(Records for the task)

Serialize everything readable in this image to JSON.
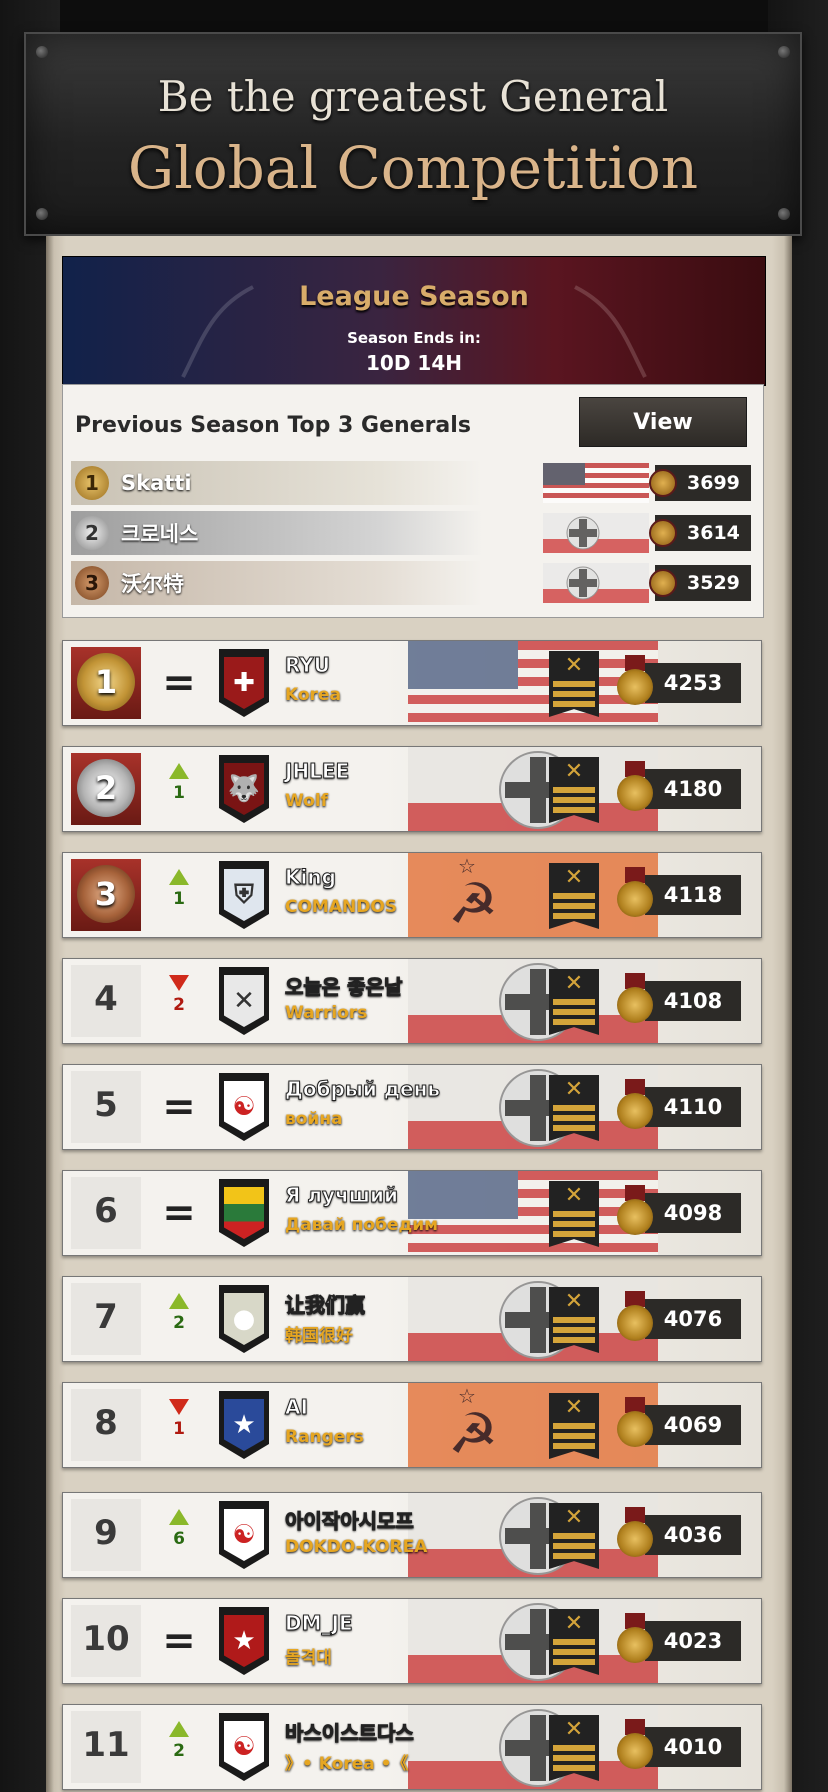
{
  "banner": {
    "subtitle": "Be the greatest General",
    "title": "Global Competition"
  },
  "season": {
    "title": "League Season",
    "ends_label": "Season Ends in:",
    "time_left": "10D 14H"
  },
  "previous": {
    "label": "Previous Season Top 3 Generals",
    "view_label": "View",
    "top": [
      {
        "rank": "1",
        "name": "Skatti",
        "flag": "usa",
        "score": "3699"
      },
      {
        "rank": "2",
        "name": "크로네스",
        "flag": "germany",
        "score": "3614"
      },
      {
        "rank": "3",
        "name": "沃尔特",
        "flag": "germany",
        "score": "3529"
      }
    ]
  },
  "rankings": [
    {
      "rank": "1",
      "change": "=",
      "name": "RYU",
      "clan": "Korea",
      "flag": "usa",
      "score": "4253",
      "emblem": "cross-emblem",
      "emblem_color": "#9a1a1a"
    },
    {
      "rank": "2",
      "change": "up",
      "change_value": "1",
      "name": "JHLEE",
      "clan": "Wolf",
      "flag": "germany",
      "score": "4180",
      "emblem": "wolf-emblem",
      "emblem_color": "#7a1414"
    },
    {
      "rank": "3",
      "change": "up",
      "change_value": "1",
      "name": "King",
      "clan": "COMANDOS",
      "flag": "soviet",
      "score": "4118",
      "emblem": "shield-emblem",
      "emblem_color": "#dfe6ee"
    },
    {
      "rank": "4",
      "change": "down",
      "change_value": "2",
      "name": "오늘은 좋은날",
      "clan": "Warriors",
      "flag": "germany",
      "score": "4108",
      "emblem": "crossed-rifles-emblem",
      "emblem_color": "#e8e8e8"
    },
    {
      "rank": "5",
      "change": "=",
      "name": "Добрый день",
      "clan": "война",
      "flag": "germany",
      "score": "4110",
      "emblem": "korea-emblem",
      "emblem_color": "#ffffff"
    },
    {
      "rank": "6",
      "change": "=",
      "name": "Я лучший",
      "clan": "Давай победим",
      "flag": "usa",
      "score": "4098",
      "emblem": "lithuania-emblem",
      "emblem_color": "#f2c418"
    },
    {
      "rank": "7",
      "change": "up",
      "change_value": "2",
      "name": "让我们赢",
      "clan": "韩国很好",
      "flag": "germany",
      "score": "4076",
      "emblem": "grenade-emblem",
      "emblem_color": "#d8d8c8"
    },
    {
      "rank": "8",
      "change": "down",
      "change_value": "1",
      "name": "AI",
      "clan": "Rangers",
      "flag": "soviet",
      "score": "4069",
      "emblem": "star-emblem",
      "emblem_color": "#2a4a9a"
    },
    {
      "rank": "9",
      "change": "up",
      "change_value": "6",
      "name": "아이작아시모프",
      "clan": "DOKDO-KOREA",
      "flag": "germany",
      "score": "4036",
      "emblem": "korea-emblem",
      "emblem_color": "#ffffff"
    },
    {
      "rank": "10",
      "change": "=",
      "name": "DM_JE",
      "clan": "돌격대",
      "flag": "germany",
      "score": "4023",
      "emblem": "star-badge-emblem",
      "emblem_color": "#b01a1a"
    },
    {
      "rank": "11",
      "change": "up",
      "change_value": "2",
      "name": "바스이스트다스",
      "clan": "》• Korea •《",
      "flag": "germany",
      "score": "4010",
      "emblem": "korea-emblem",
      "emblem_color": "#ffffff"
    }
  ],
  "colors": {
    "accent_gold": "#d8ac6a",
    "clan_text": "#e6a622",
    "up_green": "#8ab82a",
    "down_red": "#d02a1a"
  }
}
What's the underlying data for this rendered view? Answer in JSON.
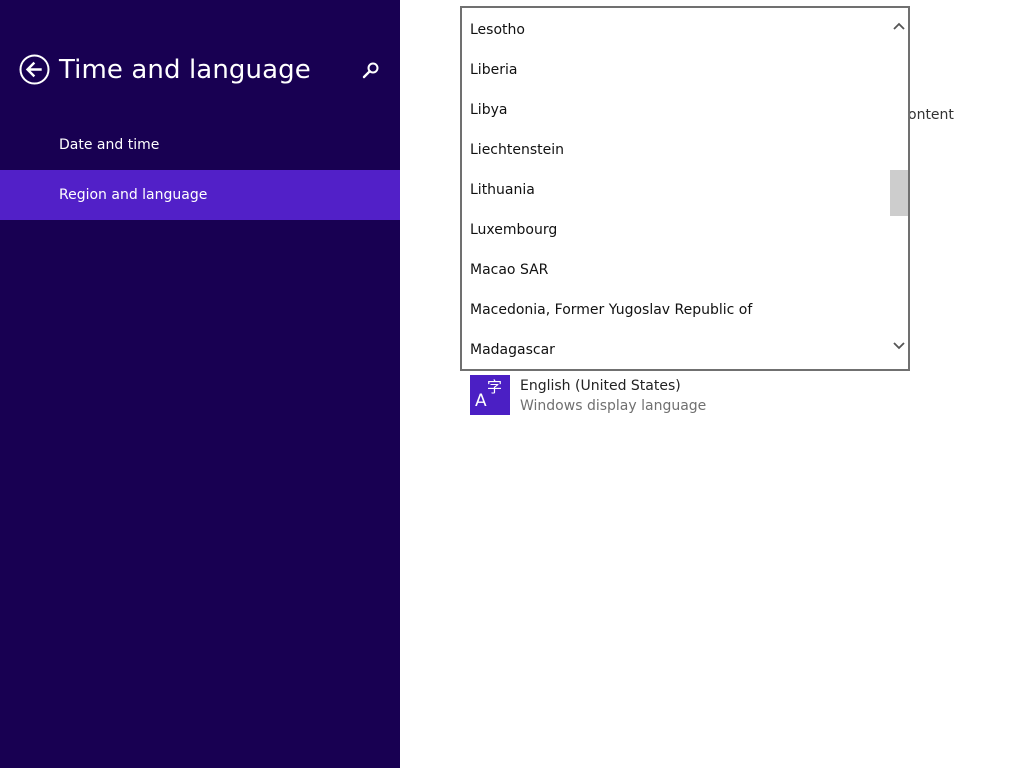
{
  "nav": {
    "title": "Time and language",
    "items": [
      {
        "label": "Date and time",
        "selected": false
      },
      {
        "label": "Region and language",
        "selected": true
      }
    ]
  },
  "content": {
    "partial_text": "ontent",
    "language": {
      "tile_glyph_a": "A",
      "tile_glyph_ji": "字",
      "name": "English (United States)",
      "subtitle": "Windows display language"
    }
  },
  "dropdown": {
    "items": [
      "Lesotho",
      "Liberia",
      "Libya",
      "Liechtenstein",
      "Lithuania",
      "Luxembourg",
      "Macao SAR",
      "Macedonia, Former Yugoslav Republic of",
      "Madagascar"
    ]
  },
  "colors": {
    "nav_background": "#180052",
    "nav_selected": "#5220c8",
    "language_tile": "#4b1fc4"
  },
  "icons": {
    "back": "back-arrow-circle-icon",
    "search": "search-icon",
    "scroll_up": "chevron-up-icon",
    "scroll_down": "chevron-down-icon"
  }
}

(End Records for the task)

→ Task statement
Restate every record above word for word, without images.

→ Task output
Serialize everything readable in this image to JSON.
{
  "banner": {
    "subtitle": "Be the greatest General",
    "title": "Global Competition"
  },
  "season": {
    "title": "League Season",
    "ends_label": "Season Ends in:",
    "time_left": "10D 14H"
  },
  "previous": {
    "label": "Previous Season Top 3 Generals",
    "view_label": "View",
    "top": [
      {
        "rank": "1",
        "name": "Skatti",
        "flag": "usa",
        "score": "3699"
      },
      {
        "rank": "2",
        "name": "크로네스",
        "flag": "germany",
        "score": "3614"
      },
      {
        "rank": "3",
        "name": "沃尔特",
        "flag": "germany",
        "score": "3529"
      }
    ]
  },
  "rankings": [
    {
      "rank": "1",
      "change": "=",
      "name": "RYU",
      "clan": "Korea",
      "flag": "usa",
      "score": "4253",
      "emblem": "cross-emblem",
      "emblem_color": "#9a1a1a"
    },
    {
      "rank": "2",
      "change": "up",
      "change_value": "1",
      "name": "JHLEE",
      "clan": "Wolf",
      "flag": "germany",
      "score": "4180",
      "emblem": "wolf-emblem",
      "emblem_color": "#7a1414"
    },
    {
      "rank": "3",
      "change": "up",
      "change_value": "1",
      "name": "King",
      "clan": "COMANDOS",
      "flag": "soviet",
      "score": "4118",
      "emblem": "shield-emblem",
      "emblem_color": "#dfe6ee"
    },
    {
      "rank": "4",
      "change": "down",
      "change_value": "2",
      "name": "오늘은 좋은날",
      "clan": "Warriors",
      "flag": "germany",
      "score": "4108",
      "emblem": "crossed-rifles-emblem",
      "emblem_color": "#e8e8e8"
    },
    {
      "rank": "5",
      "change": "=",
      "name": "Добрый день",
      "clan": "война",
      "flag": "germany",
      "score": "4110",
      "emblem": "korea-emblem",
      "emblem_color": "#ffffff"
    },
    {
      "rank": "6",
      "change": "=",
      "name": "Я лучший",
      "clan": "Давай победим",
      "flag": "usa",
      "score": "4098",
      "emblem": "lithuania-emblem",
      "emblem_color": "#f2c418"
    },
    {
      "rank": "7",
      "change": "up",
      "change_value": "2",
      "name": "让我们赢",
      "clan": "韩国很好",
      "flag": "germany",
      "score": "4076",
      "emblem": "grenade-emblem",
      "emblem_color": "#d8d8c8"
    },
    {
      "rank": "8",
      "change": "down",
      "change_value": "1",
      "name": "AI",
      "clan": "Rangers",
      "flag": "soviet",
      "score": "4069",
      "emblem": "star-emblem",
      "emblem_color": "#2a4a9a"
    },
    {
      "rank": "9",
      "change": "up",
      "change_value": "6",
      "name": "아이작아시모프",
      "clan": "DOKDO-KOREA",
      "flag": "germany",
      "score": "4036",
      "emblem": "korea-emblem",
      "emblem_color": "#ffffff"
    },
    {
      "rank": "10",
      "change": "=",
      "name": "DM_JE",
      "clan": "돌격대",
      "flag": "germany",
      "score": "4023",
      "emblem": "star-badge-emblem",
      "emblem_color": "#b01a1a"
    },
    {
      "rank": "11",
      "change": "up",
      "change_value": "2",
      "name": "바스이스트다스",
      "clan": "》• Korea •《",
      "flag": "germany",
      "score": "4010",
      "emblem": "korea-emblem",
      "emblem_color": "#ffffff"
    }
  ],
  "colors": {
    "accent_gold": "#d8ac6a",
    "clan_text": "#e6a622",
    "up_green": "#8ab82a",
    "down_red": "#d02a1a"
  }
}
What's the underlying data for this rendered view? Answer in JSON.
{
  "nav": {
    "title": "Time and language",
    "items": [
      {
        "label": "Date and time",
        "selected": false
      },
      {
        "label": "Region and language",
        "selected": true
      }
    ]
  },
  "content": {
    "partial_text": "ontent",
    "language": {
      "tile_glyph_a": "A",
      "tile_glyph_ji": "字",
      "name": "English (United States)",
      "subtitle": "Windows display language"
    }
  },
  "dropdown": {
    "items": [
      "Lesotho",
      "Liberia",
      "Libya",
      "Liechtenstein",
      "Lithuania",
      "Luxembourg",
      "Macao SAR",
      "Macedonia, Former Yugoslav Republic of",
      "Madagascar"
    ]
  },
  "colors": {
    "nav_background": "#180052",
    "nav_selected": "#5220c8",
    "language_tile": "#4b1fc4"
  },
  "icons": {
    "back": "back-arrow-circle-icon",
    "search": "search-icon",
    "scroll_up": "chevron-up-icon",
    "scroll_down": "chevron-down-icon"
  }
}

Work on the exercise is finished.